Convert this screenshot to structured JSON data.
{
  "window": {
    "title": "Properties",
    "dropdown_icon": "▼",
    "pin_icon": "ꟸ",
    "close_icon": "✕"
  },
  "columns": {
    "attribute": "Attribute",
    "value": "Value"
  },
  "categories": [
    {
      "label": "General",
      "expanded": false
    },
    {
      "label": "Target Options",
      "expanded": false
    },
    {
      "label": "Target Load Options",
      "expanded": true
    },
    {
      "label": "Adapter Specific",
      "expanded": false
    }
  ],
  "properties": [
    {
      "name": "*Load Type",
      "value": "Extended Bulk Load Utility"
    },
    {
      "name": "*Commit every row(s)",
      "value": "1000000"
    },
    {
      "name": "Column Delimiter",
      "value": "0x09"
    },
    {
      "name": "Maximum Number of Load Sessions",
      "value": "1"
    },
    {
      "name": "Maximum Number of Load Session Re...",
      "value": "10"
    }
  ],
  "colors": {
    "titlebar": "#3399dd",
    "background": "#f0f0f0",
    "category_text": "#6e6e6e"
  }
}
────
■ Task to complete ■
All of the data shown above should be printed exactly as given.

■ Result of this exercise ■
Convert this screenshot to structured JSON data.
{
  "window": {
    "title": "Properties",
    "dropdown_icon": "▼",
    "pin_icon": "ꟸ",
    "close_icon": "✕"
  },
  "columns": {
    "attribute": "Attribute",
    "value": "Value"
  },
  "categories": [
    {
      "label": "General",
      "expanded": false
    },
    {
      "label": "Target Options",
      "expanded": false
    },
    {
      "label": "Target Load Options",
      "expanded": true
    },
    {
      "label": "Adapter Specific",
      "expanded": false
    }
  ],
  "properties": [
    {
      "name": "*Load Type",
      "value": "Extended Bulk Load Utility"
    },
    {
      "name": "*Commit every row(s)",
      "value": "1000000"
    },
    {
      "name": "Column Delimiter",
      "value": "0x09"
    },
    {
      "name": "Maximum Number of Load Sessions",
      "value": "1"
    },
    {
      "name": "Maximum Number of Load Session Re...",
      "value": "10"
    }
  ],
  "colors": {
    "titlebar": "#3399dd",
    "background": "#f0f0f0",
    "category_text": "#6e6e6e"
  }
}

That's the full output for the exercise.